The Model 90, Model 95 and Model 99 are the most powerful bullpups in the world.
A compact Barrett doesn't come about overnight. In fact, it takes three days. At least, that's how long it took Ronnie Barrett to personally design the Model 95's predecessor, the Model 90, in January 1990.
"A few rifles were handmade, but the design was never put into production," says a Barrett spokesperson. This statement doesn't mean word didn't get out. If you find a July 1990 copy of Guns & Ammo, you'll discover an ad for it in the front half of the magazine. "Prices start at $3,350 (Scope extra)," it reads.
The Model 90 foreshadowed the development of a bolt-action alternative to Ronnie Barrett's legendary semiautomatic Model 82A1, popularized on film and coveted during Operation Desert Storm. The rotating bolt featured the same three massive lugs that locked it directly into the long, fluted barrel.
The Model 90's receiver was made from stamped sheet steel and consisted of an upper and lower receiver secured by push pins. Unlike the Model 82A1's 10-round magazine, the Model 90 and Model 95's magazine only offers storage for five rounds.
None of Barrett's bullpups incorporates open sights.
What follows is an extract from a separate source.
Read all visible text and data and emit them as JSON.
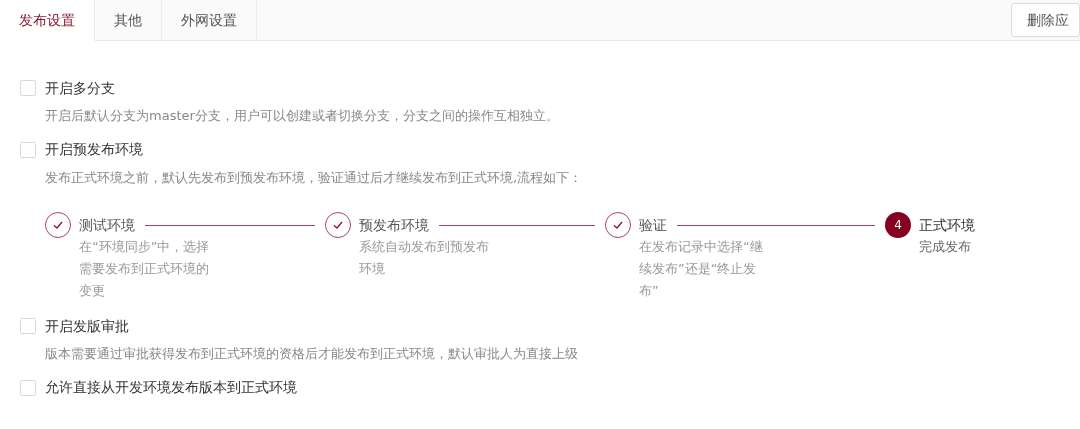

The Model 90 offered shooters a Weaver rail on a pedestal two inches above the comb. The newer Model 95 and Model 99 rifles incorporate a more universal Picatinny rail with 27 MOA drop compensation, so a scope doesn't run out of elevation adjustment at longer ranges.
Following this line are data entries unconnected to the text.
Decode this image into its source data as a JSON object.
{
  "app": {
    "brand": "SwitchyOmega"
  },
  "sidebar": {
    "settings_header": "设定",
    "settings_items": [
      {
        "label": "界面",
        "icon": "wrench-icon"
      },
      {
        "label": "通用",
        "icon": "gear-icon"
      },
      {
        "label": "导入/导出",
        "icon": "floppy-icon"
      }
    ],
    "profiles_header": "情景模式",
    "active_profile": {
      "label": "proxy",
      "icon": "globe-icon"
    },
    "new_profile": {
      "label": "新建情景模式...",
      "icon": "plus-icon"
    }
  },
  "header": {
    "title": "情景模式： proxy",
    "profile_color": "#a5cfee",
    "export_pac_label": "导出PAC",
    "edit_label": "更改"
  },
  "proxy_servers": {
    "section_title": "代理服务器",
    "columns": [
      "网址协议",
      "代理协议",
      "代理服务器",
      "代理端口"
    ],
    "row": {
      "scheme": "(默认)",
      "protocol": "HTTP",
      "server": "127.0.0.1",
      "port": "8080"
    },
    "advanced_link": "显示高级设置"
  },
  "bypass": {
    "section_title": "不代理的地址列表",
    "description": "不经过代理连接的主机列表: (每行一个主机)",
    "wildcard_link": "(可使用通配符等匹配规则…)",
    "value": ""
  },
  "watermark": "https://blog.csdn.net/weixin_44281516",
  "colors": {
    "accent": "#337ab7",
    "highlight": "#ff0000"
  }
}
With an overall length measuring just 45 inches, the Model 90 resembles its successor. This 22-pound configuration was regarded as a "modern bullpup design" that year and featured a new, highly efficient muzzlebrake that has since become a visual signature for Barrett .50s: the arrowhead.
By 1995, the Model 90 had been modified with a number of changes. The Model 95 featured a trigger group and M16A2-style pistol grip that was moved forward an inch for better clearance between the grip's backstrap and front of the magazine. Bolt handle manipulation was improved by turning it down and pulling the angle to the rear. This also reduced the chance for any binding of the bolt carrier to the carrier rails and cleared a large path for ejecting spent cases. And last, the barrel's chamber was chromed for easier extraction and corrosion resistance.
The enhanced bullpup that did make it into production was renamed the Model 95, a rifle that remains in production for various government agencies, competitive long-range shooters and big-game hunters. Currently, the Barrett Model 95 serves law enforcement agencies and militaries in Austria, Jordan, Malaysia and Spain, as well as the U.S. Like the Model 82A1 and M107, the Model 95 has a proven record of effectiveness in anti-material, explosive ordnance disposal and countersniper roles.
Just in time for Christmas 1999, Ronnie Barrett's son Chris introduced the Bar rett Model 99 he designed. This single-shot rifle is considered by many to be the most accurate Barrett because the match-tolerance barrel is hydraulically pressed and locked into the extrusion. This feature creates a solid, unitized platform on which to mount a riflescope.
The bolt is machined from a single piece of proprietary-grade steel. Fifteen lugs safely lock the bolt assembly into the machined barrel extension. The extremely low part count makes it reliable, easy to maintain and the most affordable Barrett model available.
Although called to the frontline of many critical situations by law enforcement, the Model 99's superb accuracy, dependability and match trigger have made it particularly popular for competitive shooting. In benchrest competition, the bipod is easily detached.
Arguably, what makes each model a success is the bullpup configuration. Even while maintaining a compact overall length, all rifles effectively harness the power of the .50 BMG while allowing each to be easily transported, comfortable to shoot and user-obtainable. With the only two models currently available, Barrett is the .50-caliber bullpup market.